▶ EXERCISE OBJECTIVE:
Every line of the material below in which "text" shows up is to be located and copied.

▶ MATERIAL PROVIDED:
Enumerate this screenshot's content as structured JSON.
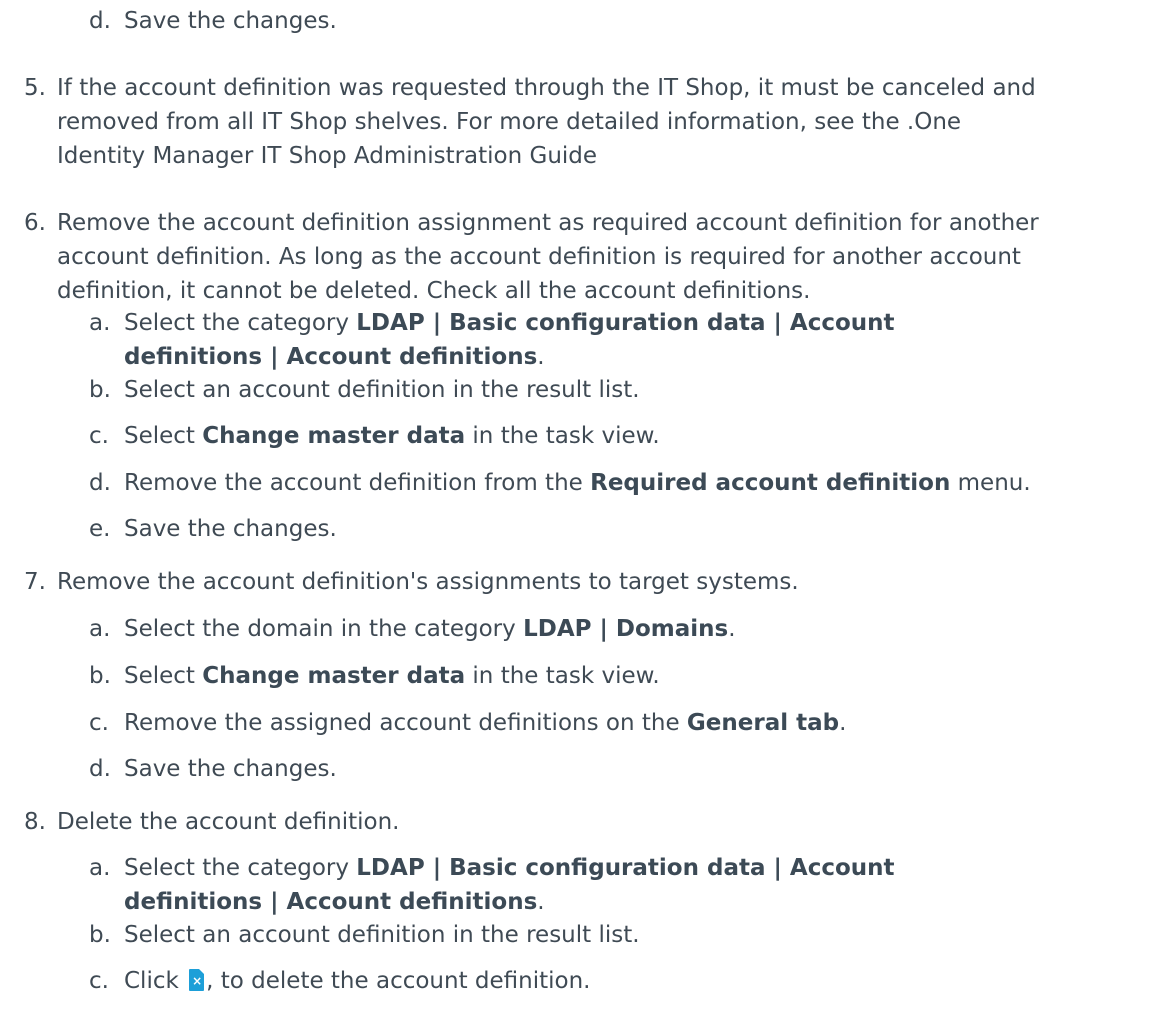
{
  "items": {
    "step4d": {
      "num": "d.",
      "text": "Save the changes."
    },
    "step5": {
      "num": "5.",
      "lines": [
        "If the account definition was requested through the IT Shop, it must be canceled and",
        "removed from all IT Shop shelves. For more detailed information, see the .One",
        "Identity Manager IT Shop Administration Guide"
      ]
    },
    "step6": {
      "num": "6.",
      "lines": [
        "Remove the account definition assignment as required account definition for another",
        "account definition. As long as the account definition is required for another account",
        "definition, it cannot be deleted. Check all the account definitions."
      ],
      "a": {
        "num": "a.",
        "pre": "Select the category ",
        "bold1": "LDAP | Basic configuration data | Account",
        "bold2": "definitions | Account definitions",
        "post": "."
      },
      "b": {
        "num": "b.",
        "text": "Select an account definition in the result list."
      },
      "c": {
        "num": "c.",
        "pre": "Select ",
        "bold": "Change master data",
        "post": " in the task view."
      },
      "d": {
        "num": "d.",
        "pre": "Remove the account definition from the ",
        "bold": "Required account definition",
        "post": " menu."
      },
      "e": {
        "num": "e.",
        "text": "Save the changes."
      }
    },
    "step7": {
      "num": "7.",
      "text": "Remove the account definition's assignments to target systems.",
      "a": {
        "num": "a.",
        "pre": "Select the domain in the category ",
        "bold": "LDAP | Domains",
        "post": "."
      },
      "b": {
        "num": "b.",
        "pre": "Select ",
        "bold": "Change master data",
        "post": " in the task view."
      },
      "c": {
        "num": "c.",
        "pre": "Remove the assigned account definitions on the ",
        "bold": "General tab",
        "post": "."
      },
      "d": {
        "num": "d.",
        "text": "Save the changes."
      }
    },
    "step8": {
      "num": "8.",
      "text": "Delete the account definition.",
      "a": {
        "num": "a.",
        "pre": "Select the category ",
        "bold1": "LDAP | Basic configuration data | Account",
        "bold2": "definitions | Account definitions",
        "post": "."
      },
      "b": {
        "num": "b.",
        "text": "Select an account definition in the result list."
      },
      "c": {
        "num": "c.",
        "pre": "Click ",
        "icon": "delete-document-icon",
        "post": ", to delete the account definition."
      }
    }
  },
  "colors": {
    "text": "#3f4a54",
    "icon": "#1d9fd8"
  }
}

▶ YOUR RESPONSE:
      "text": "Save the changes."
        "text": "Select an account definition in the result list."
        "text": "Save the changes."
      "text": "Remove the account definition's assignments to target systems.",
        "text": "Save the changes."
      "text": "Delete the account definition.",
        "text": "Select an account definition in the result list."
    "text": "#3f4a54",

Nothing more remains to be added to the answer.